* Task details: The expected output is the data below, character for character, without its pictures.

__________

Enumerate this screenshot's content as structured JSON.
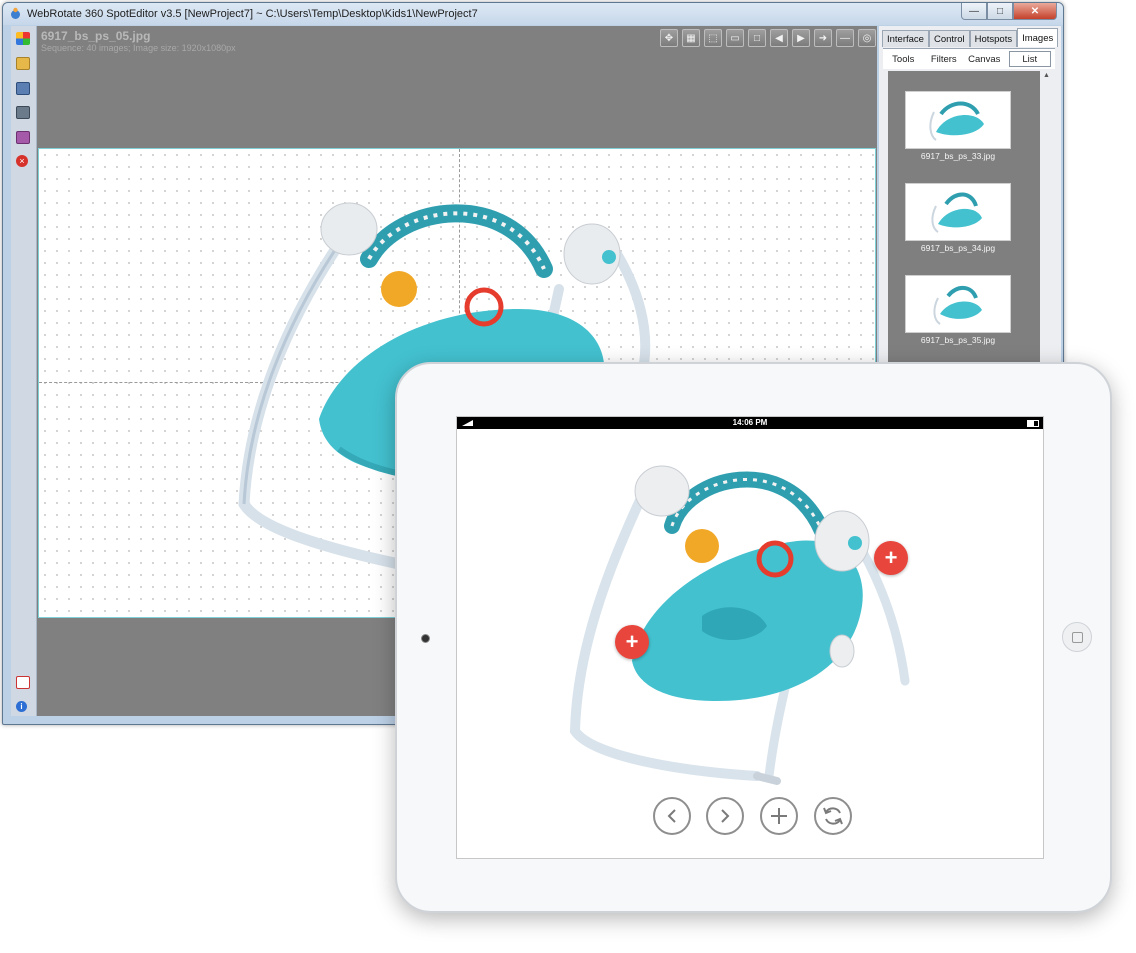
{
  "window": {
    "title": "WebRotate 360 SpotEditor v3.5 [NewProject7] ~ C:\\Users\\Temp\\Desktop\\Kids1\\NewProject7",
    "buttons": {
      "minimize": "—",
      "maximize": "□",
      "close": "✕"
    }
  },
  "editor": {
    "filename": "6917_bs_ps_05.jpg",
    "info": "Sequence: 40 images; Image size: 1920x1080px"
  },
  "panel": {
    "tabs": [
      "Interface",
      "Control",
      "Hotspots",
      "Images"
    ],
    "active_tab": "Images",
    "subtabs": [
      "Tools",
      "Filters",
      "Canvas",
      "List"
    ],
    "active_subtab": "List",
    "thumbnails": [
      "6917_bs_ps_33.jpg",
      "6917_bs_ps_34.jpg",
      "6917_bs_ps_35.jpg"
    ]
  },
  "tablet": {
    "time": "14:06 PM",
    "hotspot_symbol": "+"
  },
  "colors": {
    "hotspot": "#e8453c",
    "selection_border": "#7fd1d8",
    "product_teal": "#43c1cf"
  }
}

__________

* Expected answer:
Enumerate this screenshot's content as structured JSON.
{
  "window": {
    "title": "WebRotate 360 SpotEditor v3.5 [NewProject7] ~ C:\\Users\\Temp\\Desktop\\Kids1\\NewProject7",
    "buttons": {
      "minimize": "—",
      "maximize": "□",
      "close": "✕"
    }
  },
  "editor": {
    "filename": "6917_bs_ps_05.jpg",
    "info": "Sequence: 40 images; Image size: 1920x1080px"
  },
  "panel": {
    "tabs": [
      "Interface",
      "Control",
      "Hotspots",
      "Images"
    ],
    "active_tab": "Images",
    "subtabs": [
      "Tools",
      "Filters",
      "Canvas",
      "List"
    ],
    "active_subtab": "List",
    "thumbnails": [
      "6917_bs_ps_33.jpg",
      "6917_bs_ps_34.jpg",
      "6917_bs_ps_35.jpg"
    ]
  },
  "tablet": {
    "time": "14:06 PM",
    "hotspot_symbol": "+"
  },
  "colors": {
    "hotspot": "#e8453c",
    "selection_border": "#7fd1d8",
    "product_teal": "#43c1cf"
  }
}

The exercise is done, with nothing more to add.